Task data below:
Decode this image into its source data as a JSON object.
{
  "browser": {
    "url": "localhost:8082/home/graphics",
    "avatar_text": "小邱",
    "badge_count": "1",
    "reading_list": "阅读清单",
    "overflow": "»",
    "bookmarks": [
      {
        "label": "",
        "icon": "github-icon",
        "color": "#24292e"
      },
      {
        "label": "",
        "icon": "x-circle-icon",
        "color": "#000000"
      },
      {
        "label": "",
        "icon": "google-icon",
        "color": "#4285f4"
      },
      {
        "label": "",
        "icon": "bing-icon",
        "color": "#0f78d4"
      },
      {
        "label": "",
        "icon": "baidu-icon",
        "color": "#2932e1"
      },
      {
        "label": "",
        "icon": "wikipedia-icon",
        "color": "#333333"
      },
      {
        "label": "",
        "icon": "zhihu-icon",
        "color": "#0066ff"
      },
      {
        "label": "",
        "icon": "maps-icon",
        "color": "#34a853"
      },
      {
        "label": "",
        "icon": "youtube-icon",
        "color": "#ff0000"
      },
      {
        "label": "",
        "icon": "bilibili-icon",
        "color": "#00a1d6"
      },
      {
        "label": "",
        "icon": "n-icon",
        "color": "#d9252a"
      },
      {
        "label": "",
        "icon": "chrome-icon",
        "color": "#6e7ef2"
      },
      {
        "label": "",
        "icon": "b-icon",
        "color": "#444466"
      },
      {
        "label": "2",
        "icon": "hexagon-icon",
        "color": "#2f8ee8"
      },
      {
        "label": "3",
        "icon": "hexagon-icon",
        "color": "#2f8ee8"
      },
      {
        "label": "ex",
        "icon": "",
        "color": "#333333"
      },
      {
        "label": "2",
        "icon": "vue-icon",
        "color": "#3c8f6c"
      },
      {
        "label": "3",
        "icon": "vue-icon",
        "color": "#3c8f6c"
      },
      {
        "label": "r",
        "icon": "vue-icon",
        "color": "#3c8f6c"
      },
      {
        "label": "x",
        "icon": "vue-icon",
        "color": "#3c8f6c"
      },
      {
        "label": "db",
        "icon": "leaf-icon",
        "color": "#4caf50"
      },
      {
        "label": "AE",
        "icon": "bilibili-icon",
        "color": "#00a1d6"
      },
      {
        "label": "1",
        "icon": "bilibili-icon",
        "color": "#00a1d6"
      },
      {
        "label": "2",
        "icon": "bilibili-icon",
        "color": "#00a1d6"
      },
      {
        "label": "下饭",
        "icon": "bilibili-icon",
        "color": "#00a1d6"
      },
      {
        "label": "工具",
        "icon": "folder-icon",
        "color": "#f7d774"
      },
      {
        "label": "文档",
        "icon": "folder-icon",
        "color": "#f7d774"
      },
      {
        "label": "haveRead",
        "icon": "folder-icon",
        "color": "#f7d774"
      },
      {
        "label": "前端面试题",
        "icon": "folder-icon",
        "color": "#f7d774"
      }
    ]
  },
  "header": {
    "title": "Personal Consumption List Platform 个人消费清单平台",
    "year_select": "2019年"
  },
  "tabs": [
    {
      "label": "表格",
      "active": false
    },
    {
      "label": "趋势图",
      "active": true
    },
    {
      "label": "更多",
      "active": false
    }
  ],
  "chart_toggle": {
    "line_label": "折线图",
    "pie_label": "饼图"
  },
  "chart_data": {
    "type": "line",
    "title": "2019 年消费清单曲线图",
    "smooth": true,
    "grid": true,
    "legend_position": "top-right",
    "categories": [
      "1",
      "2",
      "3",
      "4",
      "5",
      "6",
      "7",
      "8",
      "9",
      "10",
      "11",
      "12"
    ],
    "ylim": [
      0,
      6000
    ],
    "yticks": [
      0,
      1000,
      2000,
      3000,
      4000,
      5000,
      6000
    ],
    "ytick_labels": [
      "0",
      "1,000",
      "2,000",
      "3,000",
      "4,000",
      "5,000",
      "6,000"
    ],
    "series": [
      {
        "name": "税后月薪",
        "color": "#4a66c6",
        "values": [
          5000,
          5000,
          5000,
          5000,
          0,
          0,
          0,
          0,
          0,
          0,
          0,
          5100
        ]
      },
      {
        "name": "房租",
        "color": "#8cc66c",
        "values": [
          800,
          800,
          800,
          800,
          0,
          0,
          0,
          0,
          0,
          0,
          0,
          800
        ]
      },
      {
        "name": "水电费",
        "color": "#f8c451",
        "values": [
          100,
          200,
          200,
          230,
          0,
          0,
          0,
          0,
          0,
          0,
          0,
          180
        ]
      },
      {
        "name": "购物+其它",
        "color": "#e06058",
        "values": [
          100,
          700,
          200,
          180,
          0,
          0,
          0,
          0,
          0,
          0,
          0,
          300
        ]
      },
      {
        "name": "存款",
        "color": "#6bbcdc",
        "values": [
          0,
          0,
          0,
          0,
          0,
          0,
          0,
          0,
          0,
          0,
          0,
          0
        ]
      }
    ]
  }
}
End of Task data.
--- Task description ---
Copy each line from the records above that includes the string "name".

--- Result of the task ---
        "name": "税后月薪",
        "name": "房租",
        "name": "水电费",
        "name": "购物+其它",
        "name": "存款",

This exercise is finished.